I've used regular pedometers in the past and once I heard about the Fitbit, probably a year before it was released, I was extremely interested in getting one.
The Fitbit uses a technology similar to what you find in a Nintendo Wii to track how many steps you take. Once you are in range of the charging station, which also doubles as a receiver for grabbing the number of steps you've taken from the Fitbit as well as information on how much battery charge is left. The data is then uploaded to Fitbit's own site, where it keeps track of your steps and determines the number of calories you've burned. Additionally, the Fitbit site can be used to also track your calorie intake and has a database of a number of foods. For what it doesn't have, you can enter manually and have it available for you to use in the future. If it is something you eat pretty often, you can mark it as a favorite and have it available on a side menu instead of having to search for it each time. You can also enter activities such as running and bicycling or select an activity from their database. The site also indicates how much power is left in your Fitbit and can be used to track your weight, mood, and various other indicators that may or may not be important to you. The Fitbit site can be used for free without the purchase of a Fitbit and there is also a premium version of the site where you can track more data, but I do not use it.
The Fitbit can also be used to track your sleep. Included is a cloth wrist wrap with velcro that contains a sleeve for the Fitbit. When put into sleep mode, the Fitbit then tracks how restful your sleep is. I used this functionality only once. I don't care for having something on my wrist while I am trying to sleep and the Fitbit eventually fell out of the sleeve.
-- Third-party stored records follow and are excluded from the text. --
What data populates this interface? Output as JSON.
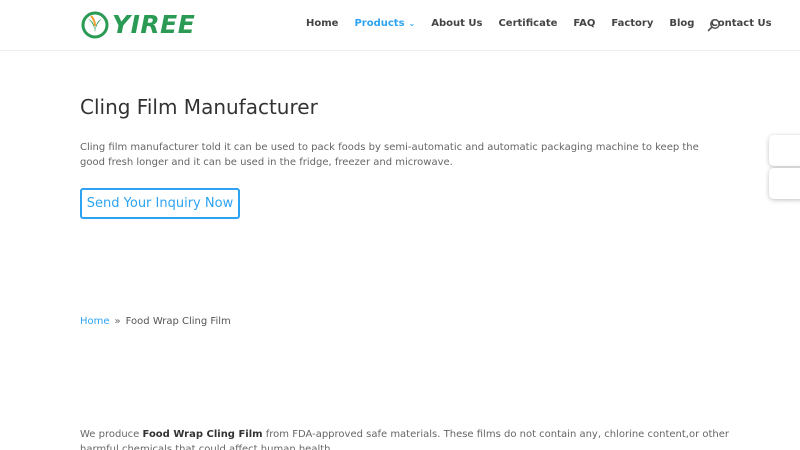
{
  "brand": {
    "name": "YIREE",
    "green": "#2a9a55",
    "accent": "#2ea3f2"
  },
  "nav": {
    "items": [
      {
        "label": "Home"
      },
      {
        "label": "Products"
      },
      {
        "label": "About Us"
      },
      {
        "label": "Certificate"
      },
      {
        "label": "FAQ"
      },
      {
        "label": "Factory"
      },
      {
        "label": "Blog"
      },
      {
        "label": "Contact Us"
      }
    ],
    "active": "Products",
    "search_icon": "search-icon"
  },
  "hero": {
    "title": "Cling Film Manufacturer",
    "intro": "Cling film manufacturer told it can be used to pack foods by semi-automatic and automatic packaging machine to keep the good fresh longer and it can be used in the fridge, freezer and microwave.",
    "button_label": "Send Your Inquiry Now"
  },
  "breadcrumb": {
    "home": "Home",
    "separator": "»",
    "current": "Food Wrap Cling Film"
  },
  "content": {
    "lead": "We produce ",
    "bold": "Food Wrap Cling Film",
    "rest": " from FDA-approved safe materials. These films do not contain any, chlorine content,or other harmful chemicals that could affect human health."
  }
}
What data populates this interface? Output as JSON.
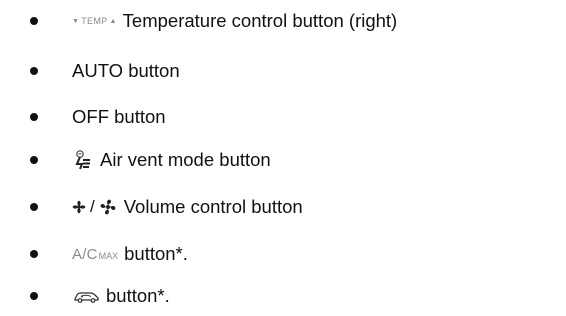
{
  "items": [
    {
      "icon": "temp-up-down-icon",
      "icon_text": "TEMP",
      "text": "Temperature control button (right)"
    },
    {
      "icon": "",
      "text": "AUTO button"
    },
    {
      "icon": "",
      "text": "OFF button"
    },
    {
      "icon": "air-vent-mode-icon",
      "text": "Air vent mode button"
    },
    {
      "icon": "fan-speed-icon",
      "separator": "/",
      "text": "Volume control button"
    },
    {
      "icon": "ac-max-icon",
      "icon_text": "A/C",
      "icon_subtext": "MAX",
      "text": "button*."
    },
    {
      "icon": "air-recirculation-icon",
      "text": "button*."
    }
  ],
  "colors": {
    "text": "#111111",
    "icon_gray": "#8a8a8a"
  }
}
I usually have a good, deep sleep so this information is not important to me.
I found the Fitbit accurate, reporting the same amount of steps that I normally got with a regular pedometer. I don't wear it when riding a stationary bike, lifting weights, or working out with a kettlebell (which, sadly, is not in Fitbit's activity database) and instead keep track of how long I did the activity, and in the case of the stationary bike, what distance I went. The holster you can place the Fitbit in and attach to a belt (or some other kind of clothing) works well, though can be annoying when it rubs against skin.
Be wary of using the Fitbit site to monitor how much battery charge is left in the Fitbit. It records full for a bit after fully charging the Fitbit, but then tends to stay at a status of high, even when it may not reflect reality. I had one morning where the Fitbit site indicated a high battery charge status, but the Fitbit ended running out of power 5 hours later. The Fitbit runs for about 5 days on a full charge, so I would expect a status of medium about 2.5 days later and a status of low when there is about 1 day left. As a further example, the Fitbit site recorded a high battery charge status, but when I plugged the Fitbit into the charging station, the Fitbit indicator (which can also show steps when you push the Fitbit's button) showed 1 bar of battery power left. I'll end up putting a calendar reminder every 5 days to charge the Fitbit.
Overall, I am pleased with the Fitbit and look forward to using it as a weapon in the battle against the bulge.